*Work to complete:* Copy each line in the data that includes the word "bookmarks".

━━━ Supplied data

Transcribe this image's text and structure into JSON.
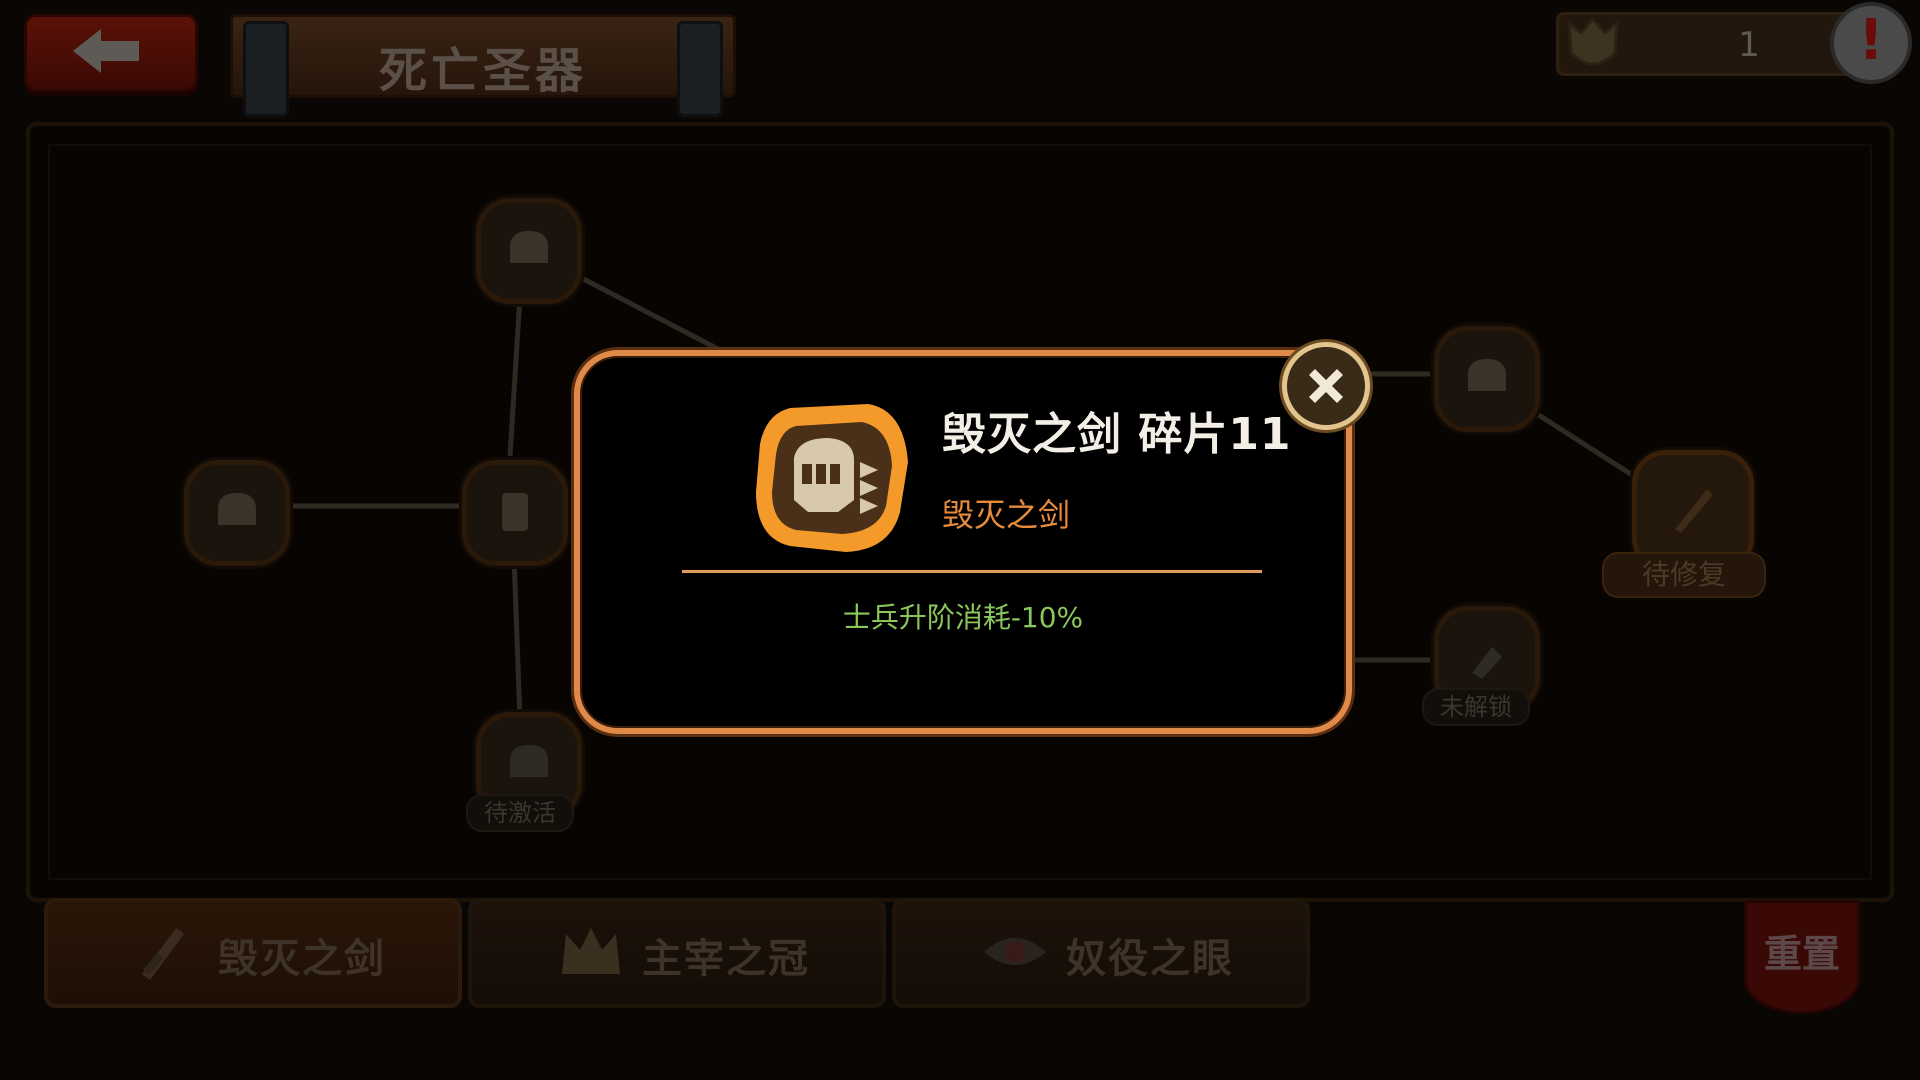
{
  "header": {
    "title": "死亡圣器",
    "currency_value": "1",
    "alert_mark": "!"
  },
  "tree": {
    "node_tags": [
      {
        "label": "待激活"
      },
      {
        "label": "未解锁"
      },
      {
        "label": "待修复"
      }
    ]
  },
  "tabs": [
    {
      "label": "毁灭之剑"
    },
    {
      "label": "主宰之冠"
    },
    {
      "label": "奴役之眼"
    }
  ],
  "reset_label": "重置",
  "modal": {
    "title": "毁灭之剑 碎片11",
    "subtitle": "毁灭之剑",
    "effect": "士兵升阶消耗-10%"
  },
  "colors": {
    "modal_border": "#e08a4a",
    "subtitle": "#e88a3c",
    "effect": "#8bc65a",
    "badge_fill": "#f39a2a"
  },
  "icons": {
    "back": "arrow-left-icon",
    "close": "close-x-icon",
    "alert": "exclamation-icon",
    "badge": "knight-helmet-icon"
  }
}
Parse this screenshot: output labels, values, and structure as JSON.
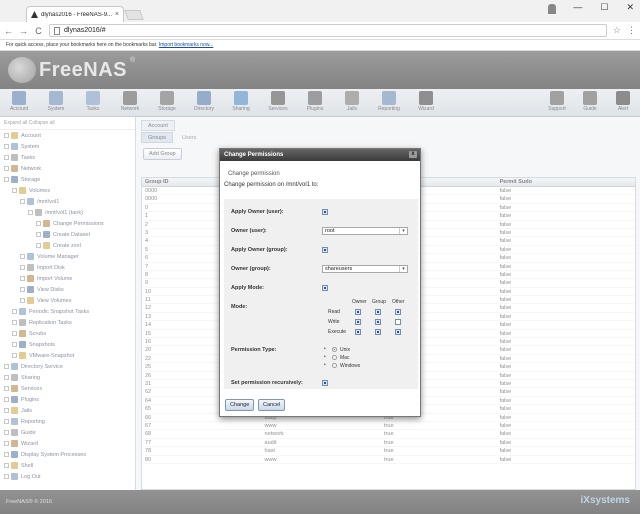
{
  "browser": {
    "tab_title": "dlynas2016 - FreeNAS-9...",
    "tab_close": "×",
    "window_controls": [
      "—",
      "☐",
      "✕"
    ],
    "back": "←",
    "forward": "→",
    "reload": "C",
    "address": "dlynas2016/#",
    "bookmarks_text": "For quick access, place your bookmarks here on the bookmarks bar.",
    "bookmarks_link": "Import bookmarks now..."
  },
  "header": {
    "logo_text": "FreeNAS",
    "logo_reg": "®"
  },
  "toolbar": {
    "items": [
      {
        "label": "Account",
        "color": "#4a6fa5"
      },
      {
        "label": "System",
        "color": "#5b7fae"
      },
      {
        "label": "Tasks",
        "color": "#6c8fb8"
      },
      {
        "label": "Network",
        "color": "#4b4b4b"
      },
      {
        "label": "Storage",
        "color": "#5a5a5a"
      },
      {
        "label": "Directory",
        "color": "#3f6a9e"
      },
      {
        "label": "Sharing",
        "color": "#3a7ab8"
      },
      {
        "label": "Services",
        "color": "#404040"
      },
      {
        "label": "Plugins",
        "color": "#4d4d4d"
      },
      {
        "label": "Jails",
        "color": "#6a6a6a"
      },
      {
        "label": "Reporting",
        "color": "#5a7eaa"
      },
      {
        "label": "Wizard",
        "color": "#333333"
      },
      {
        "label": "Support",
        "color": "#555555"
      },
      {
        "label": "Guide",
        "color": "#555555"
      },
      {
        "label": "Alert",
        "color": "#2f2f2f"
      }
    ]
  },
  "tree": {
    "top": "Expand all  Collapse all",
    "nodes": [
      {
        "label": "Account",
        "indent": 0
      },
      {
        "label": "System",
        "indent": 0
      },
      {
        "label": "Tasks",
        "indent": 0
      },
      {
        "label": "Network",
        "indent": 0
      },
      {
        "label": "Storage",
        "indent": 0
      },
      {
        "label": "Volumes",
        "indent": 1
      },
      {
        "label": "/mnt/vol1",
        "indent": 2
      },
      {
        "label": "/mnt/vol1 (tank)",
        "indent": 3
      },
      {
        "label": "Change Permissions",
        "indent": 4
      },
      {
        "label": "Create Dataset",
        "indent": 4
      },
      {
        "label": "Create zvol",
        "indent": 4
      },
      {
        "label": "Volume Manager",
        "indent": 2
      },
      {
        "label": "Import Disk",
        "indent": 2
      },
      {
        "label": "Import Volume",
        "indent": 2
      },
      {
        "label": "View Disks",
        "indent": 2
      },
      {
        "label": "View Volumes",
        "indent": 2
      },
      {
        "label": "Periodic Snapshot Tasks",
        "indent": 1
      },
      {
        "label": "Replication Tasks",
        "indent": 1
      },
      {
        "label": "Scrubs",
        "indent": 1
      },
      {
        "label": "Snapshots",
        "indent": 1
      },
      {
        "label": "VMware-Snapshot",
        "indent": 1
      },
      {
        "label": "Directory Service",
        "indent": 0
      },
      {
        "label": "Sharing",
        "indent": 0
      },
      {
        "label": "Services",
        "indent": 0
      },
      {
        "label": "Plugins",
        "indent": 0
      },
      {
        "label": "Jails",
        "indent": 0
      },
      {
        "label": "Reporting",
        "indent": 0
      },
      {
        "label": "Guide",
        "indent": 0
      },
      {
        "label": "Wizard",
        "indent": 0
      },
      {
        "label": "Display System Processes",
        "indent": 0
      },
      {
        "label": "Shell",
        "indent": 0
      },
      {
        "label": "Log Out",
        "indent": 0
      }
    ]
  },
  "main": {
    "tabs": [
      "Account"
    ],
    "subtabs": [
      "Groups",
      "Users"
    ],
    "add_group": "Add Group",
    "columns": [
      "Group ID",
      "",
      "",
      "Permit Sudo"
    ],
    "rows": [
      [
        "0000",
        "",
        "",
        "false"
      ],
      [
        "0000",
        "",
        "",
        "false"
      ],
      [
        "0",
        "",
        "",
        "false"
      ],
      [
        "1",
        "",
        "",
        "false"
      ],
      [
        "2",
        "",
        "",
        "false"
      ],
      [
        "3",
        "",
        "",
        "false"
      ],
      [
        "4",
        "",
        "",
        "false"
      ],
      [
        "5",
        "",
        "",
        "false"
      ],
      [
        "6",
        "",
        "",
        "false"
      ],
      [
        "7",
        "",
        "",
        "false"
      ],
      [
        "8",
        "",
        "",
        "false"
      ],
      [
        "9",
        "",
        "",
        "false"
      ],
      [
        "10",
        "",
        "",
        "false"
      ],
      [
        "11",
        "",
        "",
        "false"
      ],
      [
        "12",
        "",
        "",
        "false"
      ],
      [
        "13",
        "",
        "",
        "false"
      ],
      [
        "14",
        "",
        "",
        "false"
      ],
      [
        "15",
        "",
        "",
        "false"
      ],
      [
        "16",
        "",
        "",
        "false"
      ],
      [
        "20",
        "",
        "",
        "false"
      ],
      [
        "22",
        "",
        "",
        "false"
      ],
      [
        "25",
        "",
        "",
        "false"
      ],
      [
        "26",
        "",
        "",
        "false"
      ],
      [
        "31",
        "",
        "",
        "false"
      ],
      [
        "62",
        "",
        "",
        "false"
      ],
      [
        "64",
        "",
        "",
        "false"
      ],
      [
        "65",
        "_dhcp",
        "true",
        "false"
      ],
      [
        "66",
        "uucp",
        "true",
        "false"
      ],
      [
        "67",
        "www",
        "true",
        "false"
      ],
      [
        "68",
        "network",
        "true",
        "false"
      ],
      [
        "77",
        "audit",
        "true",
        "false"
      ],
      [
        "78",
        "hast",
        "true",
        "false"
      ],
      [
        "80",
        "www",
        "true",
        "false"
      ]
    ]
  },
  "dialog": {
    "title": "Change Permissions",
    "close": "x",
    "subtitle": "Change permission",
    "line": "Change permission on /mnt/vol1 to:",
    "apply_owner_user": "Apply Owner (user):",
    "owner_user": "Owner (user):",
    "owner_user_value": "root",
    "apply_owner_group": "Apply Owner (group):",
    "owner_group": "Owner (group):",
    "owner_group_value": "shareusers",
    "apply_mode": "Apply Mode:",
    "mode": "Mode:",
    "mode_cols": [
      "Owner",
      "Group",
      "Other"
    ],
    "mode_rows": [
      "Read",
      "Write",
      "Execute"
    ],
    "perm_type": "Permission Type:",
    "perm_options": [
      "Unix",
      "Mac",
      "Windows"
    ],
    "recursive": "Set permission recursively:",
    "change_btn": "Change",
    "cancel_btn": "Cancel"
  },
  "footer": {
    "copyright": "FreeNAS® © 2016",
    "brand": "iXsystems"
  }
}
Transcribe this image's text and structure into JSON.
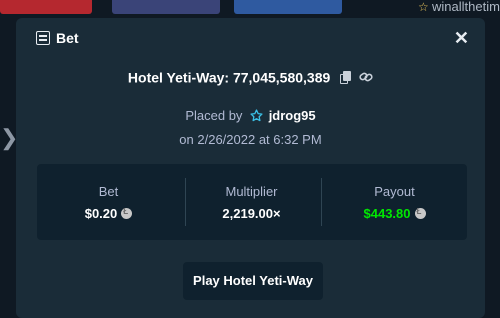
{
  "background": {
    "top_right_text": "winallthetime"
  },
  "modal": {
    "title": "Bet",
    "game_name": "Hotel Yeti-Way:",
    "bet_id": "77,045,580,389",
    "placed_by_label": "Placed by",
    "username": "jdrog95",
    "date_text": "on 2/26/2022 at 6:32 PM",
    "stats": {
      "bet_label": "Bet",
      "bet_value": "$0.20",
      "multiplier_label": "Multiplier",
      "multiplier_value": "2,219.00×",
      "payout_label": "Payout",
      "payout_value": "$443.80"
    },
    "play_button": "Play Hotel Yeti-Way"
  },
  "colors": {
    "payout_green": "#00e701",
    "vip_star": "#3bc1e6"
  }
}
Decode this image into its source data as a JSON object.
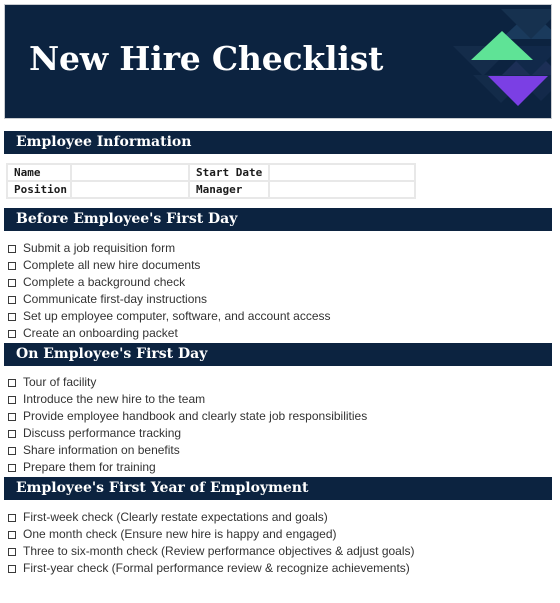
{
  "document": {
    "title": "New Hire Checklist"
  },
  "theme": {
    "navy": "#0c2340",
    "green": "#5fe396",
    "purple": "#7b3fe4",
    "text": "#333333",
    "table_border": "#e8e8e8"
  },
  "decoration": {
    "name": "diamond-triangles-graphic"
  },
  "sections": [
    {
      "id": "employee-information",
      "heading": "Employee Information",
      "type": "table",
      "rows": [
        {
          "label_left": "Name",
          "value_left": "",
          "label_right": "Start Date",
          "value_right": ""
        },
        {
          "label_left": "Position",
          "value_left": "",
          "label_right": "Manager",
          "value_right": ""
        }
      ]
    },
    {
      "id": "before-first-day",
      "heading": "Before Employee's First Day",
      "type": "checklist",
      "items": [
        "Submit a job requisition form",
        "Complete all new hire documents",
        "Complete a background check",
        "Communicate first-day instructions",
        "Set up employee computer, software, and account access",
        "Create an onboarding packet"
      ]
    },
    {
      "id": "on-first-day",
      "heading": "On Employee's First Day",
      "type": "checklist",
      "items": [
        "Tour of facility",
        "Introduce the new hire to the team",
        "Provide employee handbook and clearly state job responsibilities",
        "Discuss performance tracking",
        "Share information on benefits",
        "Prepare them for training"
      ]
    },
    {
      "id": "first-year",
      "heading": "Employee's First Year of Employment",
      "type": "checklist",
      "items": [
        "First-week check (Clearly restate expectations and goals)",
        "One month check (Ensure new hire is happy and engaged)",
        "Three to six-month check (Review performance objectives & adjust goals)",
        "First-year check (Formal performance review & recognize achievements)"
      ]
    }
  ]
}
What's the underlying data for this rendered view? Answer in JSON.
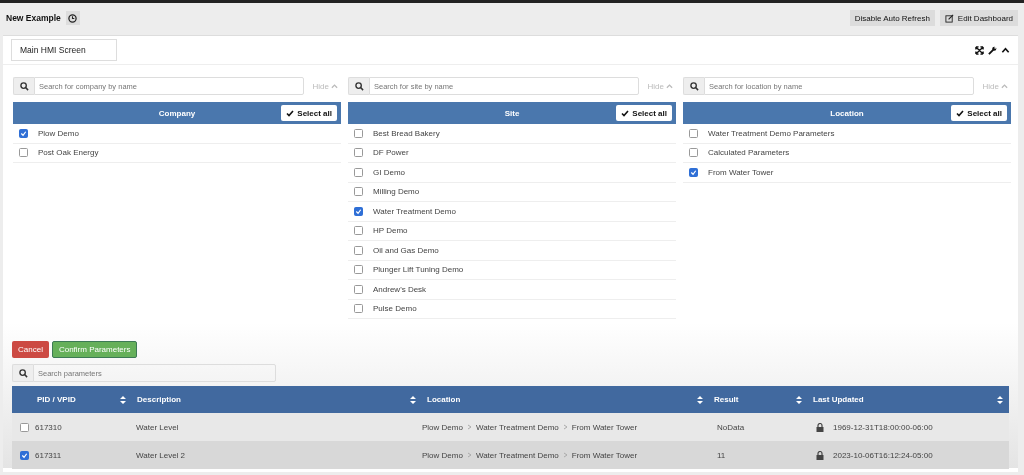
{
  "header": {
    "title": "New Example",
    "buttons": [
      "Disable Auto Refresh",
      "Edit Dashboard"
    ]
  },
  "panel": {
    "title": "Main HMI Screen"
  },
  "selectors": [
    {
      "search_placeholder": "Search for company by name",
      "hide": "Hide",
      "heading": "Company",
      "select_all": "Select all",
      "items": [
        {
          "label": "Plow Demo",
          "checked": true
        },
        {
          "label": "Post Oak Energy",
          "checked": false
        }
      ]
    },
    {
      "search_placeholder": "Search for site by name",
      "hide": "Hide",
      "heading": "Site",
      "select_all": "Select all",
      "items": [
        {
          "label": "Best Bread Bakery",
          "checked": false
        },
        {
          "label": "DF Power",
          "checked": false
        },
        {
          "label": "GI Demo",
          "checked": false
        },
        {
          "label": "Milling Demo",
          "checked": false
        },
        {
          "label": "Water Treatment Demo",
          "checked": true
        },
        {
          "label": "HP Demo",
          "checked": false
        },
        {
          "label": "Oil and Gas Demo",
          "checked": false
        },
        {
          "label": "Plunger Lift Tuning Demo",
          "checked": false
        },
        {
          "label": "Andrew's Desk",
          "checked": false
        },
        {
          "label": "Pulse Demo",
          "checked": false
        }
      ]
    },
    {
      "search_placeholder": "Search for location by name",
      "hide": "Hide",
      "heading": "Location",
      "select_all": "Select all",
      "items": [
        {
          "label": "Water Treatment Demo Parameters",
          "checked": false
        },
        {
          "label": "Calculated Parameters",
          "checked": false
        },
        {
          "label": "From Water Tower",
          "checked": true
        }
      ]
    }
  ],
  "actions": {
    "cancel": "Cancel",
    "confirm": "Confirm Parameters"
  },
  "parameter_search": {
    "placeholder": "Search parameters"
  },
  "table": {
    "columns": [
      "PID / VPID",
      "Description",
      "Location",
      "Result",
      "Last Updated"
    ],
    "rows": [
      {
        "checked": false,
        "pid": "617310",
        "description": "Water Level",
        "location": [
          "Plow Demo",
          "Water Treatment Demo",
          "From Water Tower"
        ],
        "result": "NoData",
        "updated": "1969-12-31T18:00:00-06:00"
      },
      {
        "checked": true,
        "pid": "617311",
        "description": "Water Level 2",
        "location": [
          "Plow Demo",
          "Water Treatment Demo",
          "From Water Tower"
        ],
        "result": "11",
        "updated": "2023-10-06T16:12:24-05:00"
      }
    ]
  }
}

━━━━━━

*Response box:*
    "bookmarks_text": "For quick access, place your bookmarks here on the bookmarks bar.",
    "bookmarks_link": "Import bookmarks now..."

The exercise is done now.